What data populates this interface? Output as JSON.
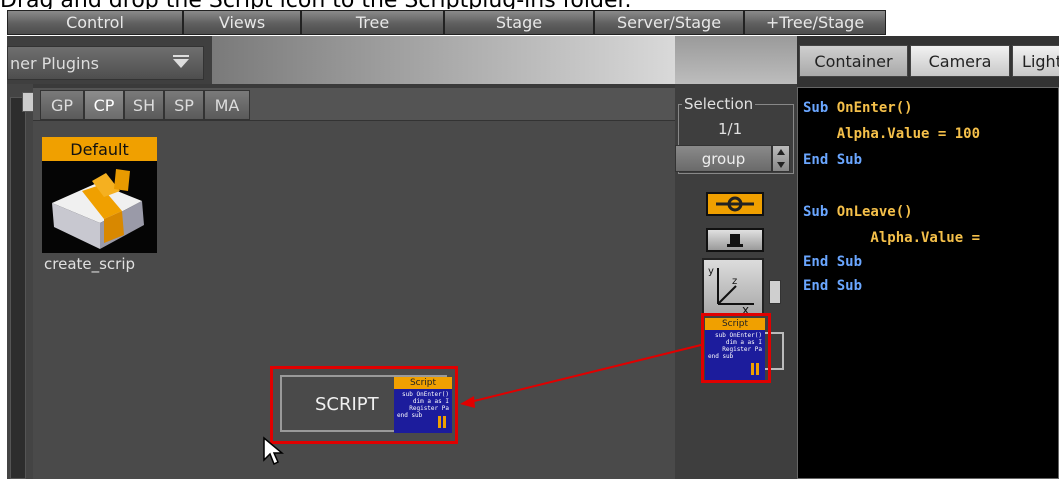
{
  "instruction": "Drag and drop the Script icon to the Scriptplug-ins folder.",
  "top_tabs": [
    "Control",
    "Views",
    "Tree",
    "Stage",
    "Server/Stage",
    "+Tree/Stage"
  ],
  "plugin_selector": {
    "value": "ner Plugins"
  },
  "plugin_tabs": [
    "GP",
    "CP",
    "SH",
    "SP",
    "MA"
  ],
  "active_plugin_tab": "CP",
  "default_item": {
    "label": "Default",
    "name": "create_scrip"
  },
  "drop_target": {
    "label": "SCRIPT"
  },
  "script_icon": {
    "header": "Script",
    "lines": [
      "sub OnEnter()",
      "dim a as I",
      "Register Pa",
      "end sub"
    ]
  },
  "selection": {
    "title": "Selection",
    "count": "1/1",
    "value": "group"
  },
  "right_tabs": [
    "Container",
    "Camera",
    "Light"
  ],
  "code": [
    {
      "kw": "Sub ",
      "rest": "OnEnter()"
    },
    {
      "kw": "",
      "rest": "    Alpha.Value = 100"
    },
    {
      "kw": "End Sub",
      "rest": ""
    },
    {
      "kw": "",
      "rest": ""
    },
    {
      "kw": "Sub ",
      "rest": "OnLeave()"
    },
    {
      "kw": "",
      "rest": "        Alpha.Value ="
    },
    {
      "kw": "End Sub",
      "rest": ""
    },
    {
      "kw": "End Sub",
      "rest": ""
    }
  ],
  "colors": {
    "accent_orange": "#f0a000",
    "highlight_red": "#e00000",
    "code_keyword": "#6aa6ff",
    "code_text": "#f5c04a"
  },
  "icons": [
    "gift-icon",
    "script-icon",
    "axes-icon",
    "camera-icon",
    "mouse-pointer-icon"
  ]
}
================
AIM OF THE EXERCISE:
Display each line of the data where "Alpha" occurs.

ANSWER BELOW:
      "rest": "    Alpha.Value = 100"
      "rest": "        Alpha.Value ="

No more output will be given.